We should mention that there is a bill pending in the Senate that would make several changes to the current system. It would require a review of how the system data is being used by the Inspectors General, improve contractor identification systems, and require further integration of existing databases. There is also proposed legislation that calls on the General Services Administration (GSA) to make selected FAPIIS system data available to the public, according to the Project on Government Oversight, a government watchdog group.
President Obama has not officially endorsed current legislative proposals that would make the data public, but Holman said that the proposal "is consistent with his transparency program," so he expects the administration to adopt "such a policy soon." Scott Amey, the general counsel for the Project on Government Oversight, is a bit more critical. He says that the "administration is moving slowly" on making the data public and gives more credit to Congress.

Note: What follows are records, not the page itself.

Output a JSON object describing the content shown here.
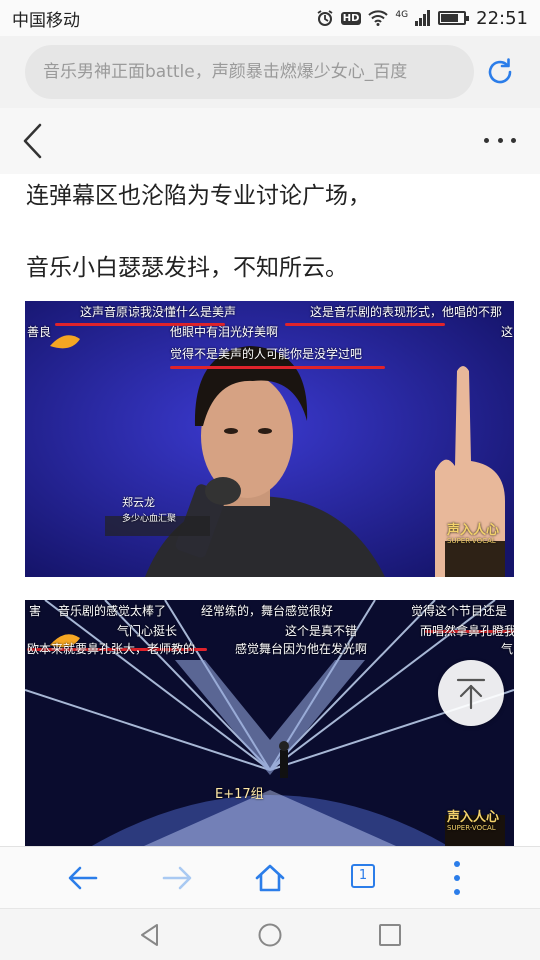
{
  "status": {
    "carrier": "中国移动",
    "network": "4G",
    "hd_label": "HD",
    "time": "22:51",
    "battery_level": 0.72
  },
  "address_bar": {
    "url_text": "音乐男神正面battle，声颜暴击燃爆少女心_百度"
  },
  "article": {
    "paragraphs": [
      "连弹幕区也沦陷为专业讨论广场，",
      "音乐小白瑟瑟发抖，不知所云。"
    ]
  },
  "image1": {
    "danmaku": [
      "这声音原谅我没懂什么是美声",
      "这是音乐剧的表现形式，他唱的不那",
      "善良",
      "这",
      "他眼中有泪光好美啊",
      "觉得不是美声的人可能你是没学过吧"
    ],
    "name_tag": "郑云龙",
    "name_sub": "多少心血汇聚",
    "logo_text": "声入人心",
    "logo_sub": "SUPER-VOCAL"
  },
  "image2": {
    "danmaku": [
      "害",
      "音乐剧的感觉太棒了",
      "经常练的，舞台感觉很好",
      "觉得这个节目还是",
      "气门心挺长",
      "这个是真不错",
      "而唱然拿鼻孔瞪我",
      "欧本来就要鼻孔张大，老师教的",
      "感觉舞台因为他在发光啊",
      "气"
    ],
    "stage_text": "E+17组",
    "logo_text": "声入人心",
    "logo_sub": "SUPER-VOCAL"
  },
  "toolbar": {
    "tab_count": "1"
  },
  "colors": {
    "accent": "#2b7de9",
    "danmaku_underline": "#e0232b"
  },
  "icons": {
    "back": "chevron-left-icon",
    "more": "more-horizontal-icon",
    "refresh": "refresh-icon",
    "totop": "arrow-up-to-top-icon",
    "nav_back": "arrow-left-icon",
    "nav_forward": "arrow-right-icon",
    "home": "home-icon",
    "menu": "more-vertical-icon"
  }
}
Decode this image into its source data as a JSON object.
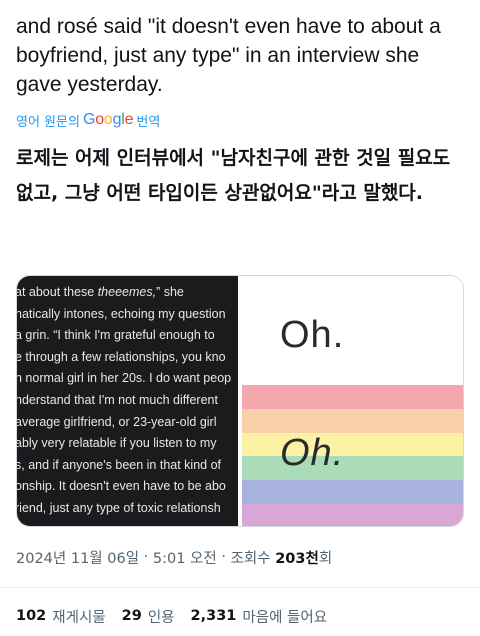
{
  "post": {
    "text": "and rosé said \"it doesn't even have to about a boyfriend, just any type\" in an interview she gave yesterday."
  },
  "translation": {
    "prefix": "영어 원문의",
    "provider": "Google",
    "suffix": "번역",
    "text": "로제는 어제 인터뷰에서 \"남자친구에 관한 것일 필요도 없고, 그냥 어떤 타입이든 상관없어요\"라고 말했다."
  },
  "media": {
    "article_lines": [
      "at about these ",
      "natically intones, echoing my question",
      "a grin. “I think I'm grateful enough to",
      "e through a few relationships, you kno",
      "n normal girl in her 20s. I do want peop",
      "nderstand that I'm not much different",
      " average girlfriend, or 23-year-old girl",
      "ably very relatable if you listen to my",
      "s, and if anyone's been in that kind of",
      "onship. It doesn't even have to be abo",
      "riend, just any type of toxic relationsh"
    ],
    "article_emphasis": "theeemes,",
    "article_line1_tail": "” she",
    "oh_top": "Oh.",
    "oh_bottom": "Oh.",
    "rainbow_colors": [
      "#f4a7ad",
      "#f9d0a8",
      "#fbf2a6",
      "#a9dcb7",
      "#a7b3de",
      "#d9a7d6"
    ]
  },
  "meta": {
    "date": "2024년 11월 06일",
    "time": "5:01 오전",
    "views_label": "조회수",
    "views_num": "203천",
    "views_suffix": "회"
  },
  "stats": {
    "retweets_num": "102",
    "retweets_label": "재게시물",
    "quotes_num": "29",
    "quotes_label": "인용",
    "likes_num": "2,331",
    "likes_label": "마음에 들어요"
  }
}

Either way, there is a clear effort from at least some quarters to make the data publicly available.
Finally, on June 18, 2010, the White House released a memorandum calling on the Director of the Office of Management and Budget to provide the President "a plan for completing integration for the remaining [FAPISS] databases, to the extent permitted by law, so that agencies can access them through a single entry point."
President Obama promised to develop a comprehensive database with information on how much federal contractors spend on lobbying, what contracts they are getting and how well they complete them. The administration has been working steadily over the past several months to integrate at least nine contractor databases that were previously disconnected. The new system includes many of the specific details that President Obama discussed on the campaign trail. Obama has also asked for a plan on how to integrate the remaining databases, and has issued a memorandum directing agencies to be more vigilant about whom they give money to. There is still much room for improvement, though. The database is currently not public and does not include lobbying expenditures, both features which Obama promised the system would have. We'll be watching this one closely, but for now, it remains In the Works.